The few months in therapy were life-changing. By the time I finished, my core and other related muscles were stronger than they had ever been -- even before I had kids! I quickly became a groupie, which probably freaked my PT out because we had been friends before I ever became her client. (Whenever I saw her in church from then on, my first thought was usually something like, "Hmm, there's that nice chick who felt me up last Thursday."). The benefits even lasted through my pregnancy with Avinly; at 9 months along, I could run, do plyometrics and jumping-jack until the cows came home without leaking a drop.

And for the last piece of my gynecological puzzle, I turned to Bethany Learn, mommy fitness guru and founder of Fit to Be Studio, a wholesome, family-friendly workout website that is all business when it comes down to healing women's bodies.

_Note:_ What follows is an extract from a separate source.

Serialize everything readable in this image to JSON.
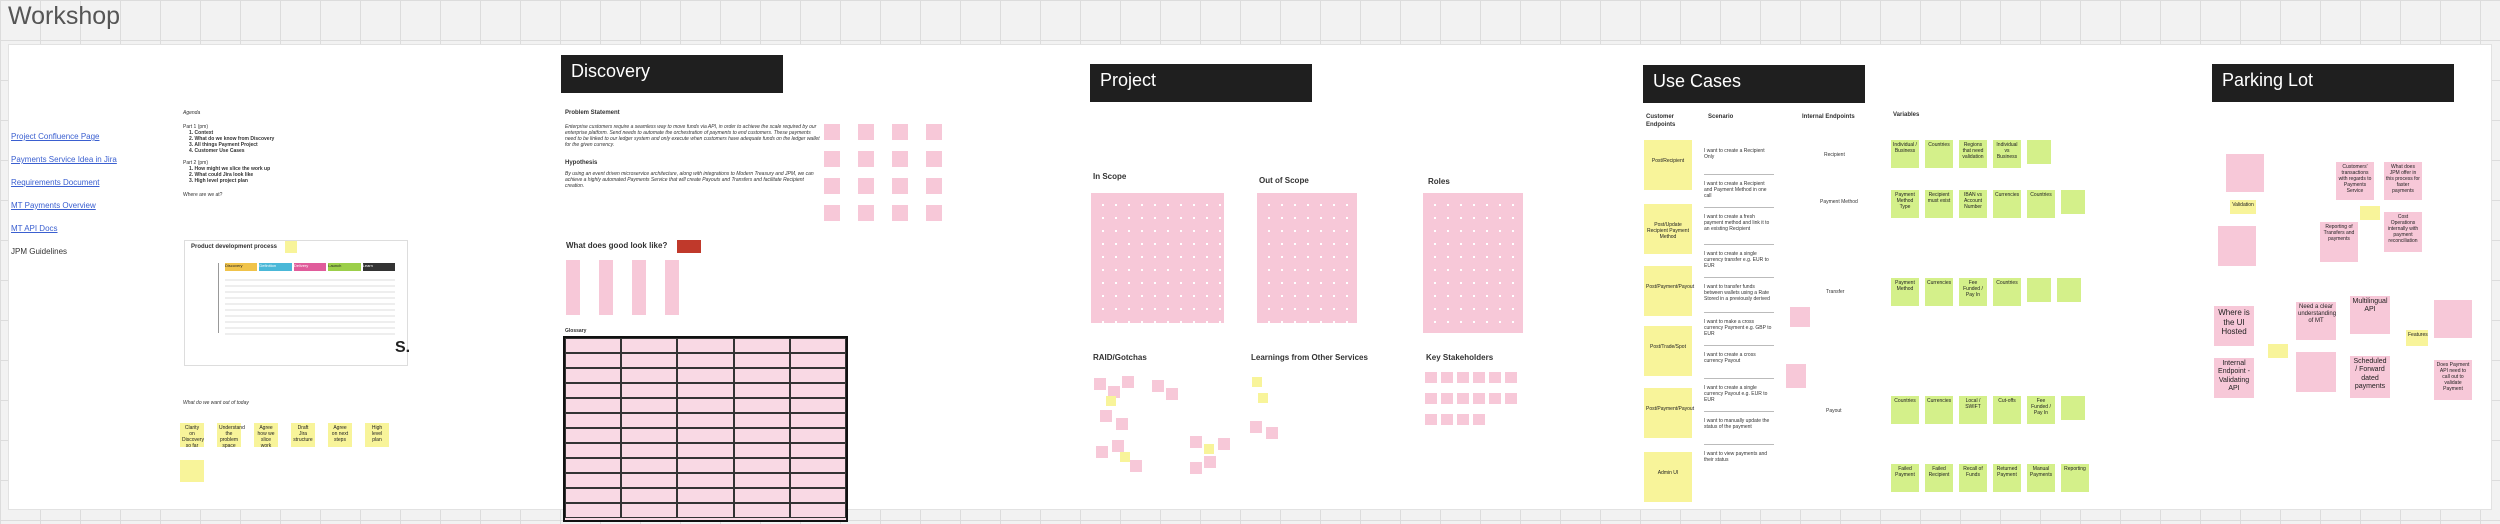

I first heard from Bethany, a national expert on repairing the postnatal woman's core, at my MOPS group. Her lecture was so informative, so radical to what we moms always hear (crunches are not the answer to getting your flat stomach back, for starters), so full of common sense and so moving that several of us left the room in tears. Since then, including myself, several of my friends have subscribed to her vision with stunning, life-changing results. Not just inches lost and flatter tummies (although those are nice side effects!), but we have our bladder and body control back, minus the back pain that comes from weak abdominals. You just can't put a price tag on that!

There are many reasons why I love Bethany and her fitness company, several of which I will discuss in a future blog post. But here's the skinny: if you've given birth, you probably have issues -- you know the kind I'm talking about. Without going all crazy and Jillian Michaels on you, Bethany can help you heal those problems. Full of exercise videos (we're talking LOTS), informational articles, a supportive member forum and more,
Fit2B™ Studio  is unique in the fitness world and straight-up works.

Interested in learning more or giving Fit to Be a shot? Sign up for 3 months now for just $20 (that's a $10 savings!) by entering CRYSTALKUPPER at checkout. And check out this free workout in the meantime. (Don't forget to enter the code CRYSTALKUPPER at checkout to get the $10 off!).

God worked a miracle in my spirit with the arrivals of my second and third children. But I strongly believe he also used a team of amazing women -- my midwives, doula, PT and fitness instructor -- to heal my physical scars, too.

So when I read Mark 12:30 -- "Love the Lord your God with all your heart and with all your soul and with all your mind and with all your strength" -- I can now smile where I once cried in pain.

I know, at least, I've got the last one down.